The epidemic was recognised at the outset as being unusual. It started in a region that borders Guinea, Sierra Leone and Liberia, far from where previous outbreaks had been reported. And cases spread early to a number of areas in all three countries.
New cases reported in recent weeks are causing already limited resources and health-care workers to be more thinly spread, but the tenacity of local health-care workers coupled with international support will hopefully see the end of the outbreak sooner rather than later.
Some reasons for concern
A recent development that is cause for most concern is the identification of a person who died in Lagos, Nigeria, after flying in from Liberia. The spread of Ebola to this major city of over 20 million people would represent a significant event if other cases emerge.
The case highlights the danger posed by the virus’ 21-day incubation period, which makes border screening unlikely to be effective. The futility of this measure is exacerbated by the fact that early symptoms and signs are similar to other common infections, such as malaria. This is also illustrated by reports of suspected cases in Hong Kong and the United Kingdom that have turned out to be false alarms.
In an Ebola outbreak, three groups of people are typically most at risk – the family and other household contacts of the patient, health-care workers, and funeral attendants and others who deal with the bodies of the dead.
A key measure to reduce the virus’ spread is to remove infected people from their families (because ongoing exposure could endanger others) to treatment centres where further measures to prevent spread can be implemented. Infection of health-care workers suggests these preventive measures may not be as tight as they should be.
Another reason for concern is that new cases have appeared unconnected to previous ones. Because Ebola is only spread by close contact, a key intervention is to identify the chains of transmission. Cases that present to hospitals usually represent a series of unidentified infections that need to be followed up.
Finally, there are reports of mistrust of authorities and misinformation that may be hampering an effective response. Although it’s difficult to tell how widespread these problems are, there have been reports of health-care workers being prevented from entering villages by armed men and attacks on treatment centres.

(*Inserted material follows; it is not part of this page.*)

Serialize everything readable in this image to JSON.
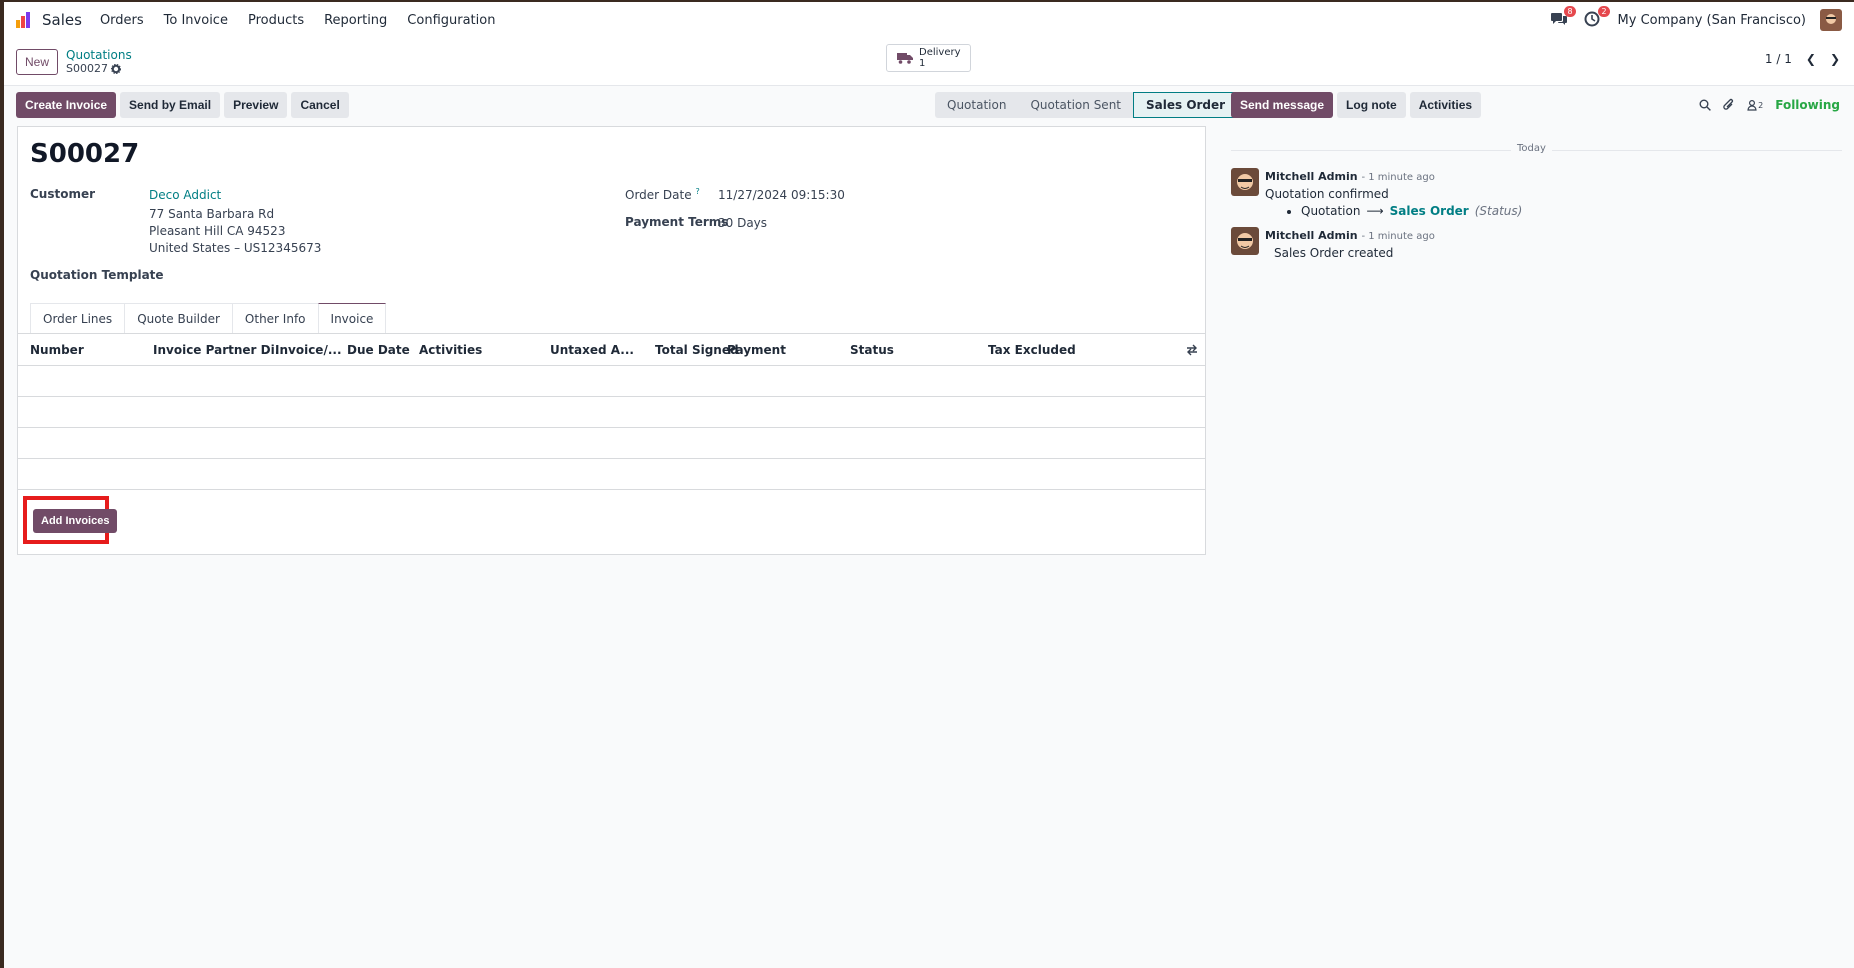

Infected patients are also reportedly being removed by force from treatment centres. Some families are said to be hiding sick relatives and seeking help from traditional healers. While this is completely understandable on one level for those involved, it also represents an ongoing risk of the virus spreading.
Some reasons for hope
But there are also some positive signs. Because the incubation period (the delay between contact and becoming unwell) is up to 21 days, current infections represent the state of control measures over that period. So the results of more recent control efforts are yet to be reflected in case numbers.
The good news is that it does appear the outbreak is coming under control in some areas, particularly in Guinea where the first cases were reported.
Health ministers of the countries involved are coordinating efforts so there’s clearly recognition of the seriousness of the situation. And the international community is pitching in with support from the World Health Organization and many non-government organisations that have experience in dealing with previous outbreaks, such as the Red Cross and Médecins Sans Frontières (MSF).
While there’s no specific treatment for Ebola infection, supportive treatment such as intravenous fluids and treatment of symptoms do help. The mortality rates reported early during outbreaks are almost always an underestimate, as reported deaths lag behind reported cases.
In previous Ebola outbreaks, between 50% and 60% of infected people survived, and these survivors may be protected against further infection. MSF has reported that the mortality of patients in their Guinea treatment centres is as low as 25%, compared to 56% for the outbreak as a whole.
Ebola is not as easily transmitted as some other infectious diseases, such as SARS, because it is not spread primarily by the respiratory route. In the first 1976 Ebola outbreak, only 20% of household contacts, where measures to prevent infection are presumably weakest, were estimated to be infected.
Identification of every single case may not be necessary. Studies suggest the average number of secondary cases that result from a patient with Ebola (known as the “reproduction ratio”) is less than three. If this ratio can be reduced to less than one (by identifying and isolating more than two thirds of the cases), then the epidemic will peter out.
Most of all, kudos should be given to the heroic efforts of those on the ground, mostly local health workers supported by a smaller number of international staff.
Several of them have reportedly been infected. People like them, who carry on this work in the face of uncomfortable protective equipment, the danger to their own lives and, in some places, the hostility of the population at risk, all deserve our respect and support.